== What the exercise asks ==
In the listing below, find each line with the string "刀具路径策略" and report it.
------------------------------------------------
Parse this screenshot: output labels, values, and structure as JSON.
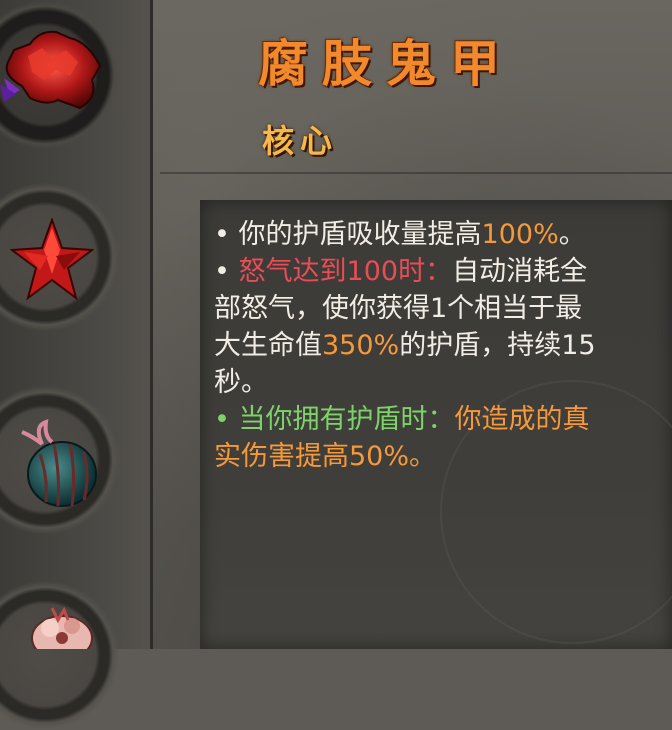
{
  "skill": {
    "name": "腐肢鬼甲",
    "category": "核心"
  },
  "description": {
    "line1": {
      "bullet": "•",
      "text": "你的护盾吸收量提高",
      "value": "100%",
      "end": "。"
    },
    "line2": {
      "bullet": "•",
      "condition": "怒气达到100时：",
      "text_a": "自动消耗全",
      "text_b": "部怒气，使你获得1个相当于最",
      "text_c_pre": "大生命值",
      "value": "350%",
      "text_c_post": "的护盾，持续15",
      "text_d": "秒。"
    },
    "line3": {
      "bullet": "•",
      "condition": "当你拥有护盾时：",
      "text_a": "你造成的真",
      "text_b": "实伤害提高50%。"
    }
  },
  "rail": {
    "items": [
      {
        "icon": "crimson-flesh-armor-icon",
        "active": true
      },
      {
        "icon": "red-crystal-star-icon",
        "active": false
      },
      {
        "icon": "striped-seed-pod-icon",
        "active": false
      },
      {
        "icon": "flesh-lump-icon",
        "active": false
      }
    ]
  },
  "colors": {
    "title": "#f08a2c",
    "subtitle": "#f5b84a",
    "highlight_orange": "#f5993a",
    "highlight_red": "#e84d55",
    "highlight_green": "#7dd36a",
    "body_text": "#f2ede4"
  }
}
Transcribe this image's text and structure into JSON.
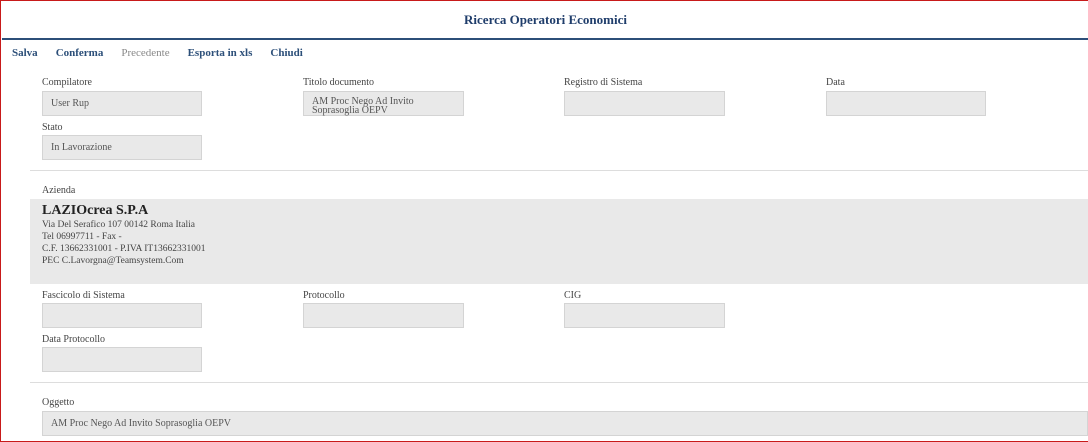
{
  "window": {
    "title": "Ricerca Operatori Economici"
  },
  "toolbar": {
    "salva": "Salva",
    "conferma": "Conferma",
    "precedente": "Precedente",
    "esporta": "Esporta in xls",
    "chiudi": "Chiudi"
  },
  "header": {
    "compilatore": {
      "label": "Compilatore",
      "value": "User Rup"
    },
    "titolo": {
      "label": "Titolo documento",
      "value": "AM Proc Nego Ad Invito Soprasoglia OEPV"
    },
    "registro": {
      "label": "Registro di Sistema",
      "value": ""
    },
    "data": {
      "label": "Data",
      "value": ""
    },
    "stato": {
      "label": "Stato",
      "value": "In Lavorazione"
    }
  },
  "azienda": {
    "label": "Azienda",
    "name": "LAZIOcrea S.P.A",
    "address": "Via Del Serafico 107 00142 Roma Italia",
    "phone": "Tel 06997711 - Fax -",
    "tax": "C.F. 13662331001 - P.IVA IT13662331001",
    "pec": "PEC C.Lavorgna@Teamsystem.Com"
  },
  "protocol": {
    "fascicolo": {
      "label": "Fascicolo di Sistema",
      "value": ""
    },
    "protocollo": {
      "label": "Protocollo",
      "value": ""
    },
    "cig": {
      "label": "CIG",
      "value": ""
    },
    "data_protocollo": {
      "label": "Data Protocollo",
      "value": ""
    }
  },
  "oggetto": {
    "label": "Oggetto",
    "value": "AM Proc Nego Ad Invito Soprasoglia OEPV"
  }
}
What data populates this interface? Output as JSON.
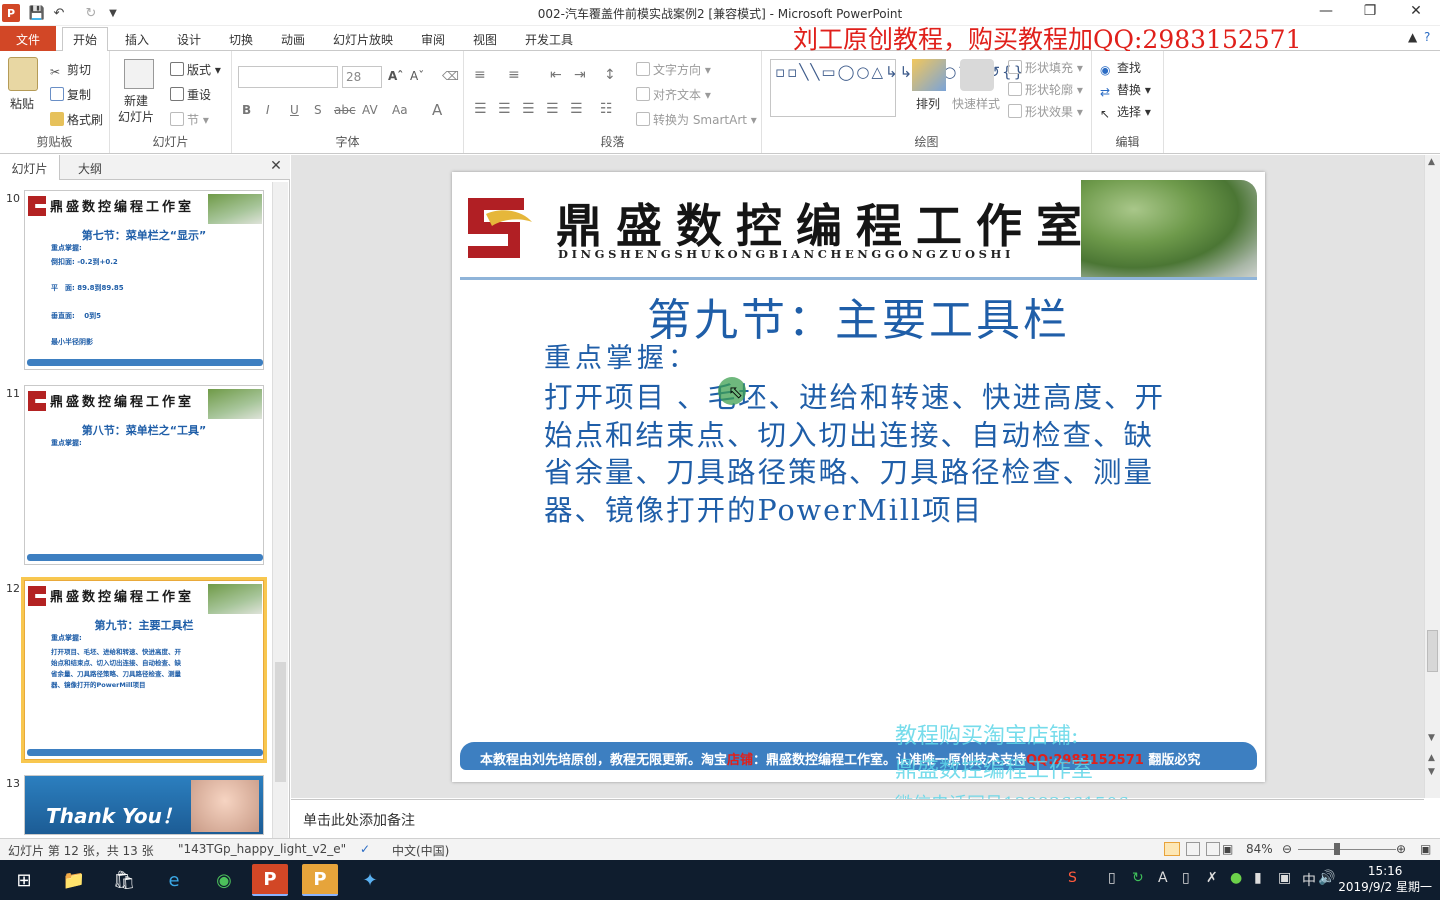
{
  "window": {
    "title": "002-汽车覆盖件前模实战案例2 [兼容模式] - Microsoft PowerPoint"
  },
  "tabs": [
    "文件",
    "开始",
    "插入",
    "设计",
    "切换",
    "动画",
    "幻灯片放映",
    "审阅",
    "视图",
    "开发工具"
  ],
  "watermark_top": "刘工原创教程，购买教程加QQ:2983152571",
  "ribbon": {
    "clipboard": {
      "paste": "粘贴",
      "cut": "剪切",
      "copy": "复制",
      "format_painter": "格式刷",
      "label": "剪贴板"
    },
    "slides": {
      "new_slide": "新建\n幻灯片",
      "layout": "版式",
      "reset": "重设",
      "section": "节",
      "label": "幻灯片"
    },
    "font": {
      "size": "28",
      "label": "字体"
    },
    "paragraph": {
      "text_direction": "文字方向",
      "align_text": "对齐文本",
      "smartart": "转换为 SmartArt",
      "label": "段落"
    },
    "drawing": {
      "arrange": "排列",
      "quick_styles": "快速样式",
      "shape_fill": "形状填充",
      "shape_outline": "形状轮廓",
      "shape_effects": "形状效果",
      "label": "绘图"
    },
    "editing": {
      "find": "查找",
      "replace": "替换",
      "select": "选择",
      "label": "编辑"
    }
  },
  "left_pane": {
    "tabs": [
      "幻灯片",
      "大纲"
    ],
    "thumbs": [
      {
        "num": "10",
        "heading": "第七节：菜单栏之“显示”",
        "lines": [
          "重点掌握:",
          "倒扣面: -0.2到+0.2",
          "平　面: 89.8到89.85",
          "垂直面: 　0到5",
          "最小半径阴影"
        ]
      },
      {
        "num": "11",
        "heading": "第八节：菜单栏之“工具”",
        "lines": [
          "重点掌握:"
        ]
      },
      {
        "num": "12",
        "heading": "第九节：主要工具栏",
        "lines": [
          "重点掌握:",
          "打开项目、毛坯、进给和转速、快进高度、开",
          "始点和结束点、切入切出连接、自动检查、缺",
          "省余量、刀具路径策略、刀具路径检查、测量",
          "器、镜像打开的PowerMill项目"
        ]
      },
      {
        "num": "13",
        "heading": "Thank You！",
        "lines": []
      }
    ]
  },
  "slide": {
    "brand_title": "鼎盛数控编程工作室",
    "brand_sub": "DINGSHENGSHUKONGBIANCHENGGONGZUOSHI",
    "heading": "第九节：主要工具栏",
    "subheading": "重点掌握：",
    "body": [
      "打开项目 、毛坯、进给和转速、快进高度、开",
      "始点和结束点、切入切出连接、自动检查、缺",
      "省余量、刀具路径策略、刀具路径检查、测量",
      "器、镜像打开的PowerMill项目"
    ],
    "footer_a": "本教程由刘先培原创，教程无限更新。淘宝",
    "footer_b": "店铺",
    "footer_c": "：鼎盛数控编程工作室。认准唯一原创技术支持",
    "footer_d": "QQ:2983152571",
    "footer_e": " 翻版必究"
  },
  "shop_watermark": [
    "教程购买淘宝店铺:",
    "鼎盛数控编程工作室",
    "微信电话同号13883661506"
  ],
  "notes_placeholder": "单击此处添加备注",
  "status": {
    "slide_info": "幻灯片 第 12 张，共 13 张",
    "theme": "\"143TGp_happy_light_v2_e\"",
    "language": "中文(中国)",
    "zoom": "84%"
  },
  "clock": {
    "time": "15:16",
    "date": "2019/9/2 星期一"
  }
}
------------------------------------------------
== Exercise response ==
          "省余量、刀具路径策略、刀具路径检查、测量",
      "省余量、刀具路径策略、刀具路径检查、测量",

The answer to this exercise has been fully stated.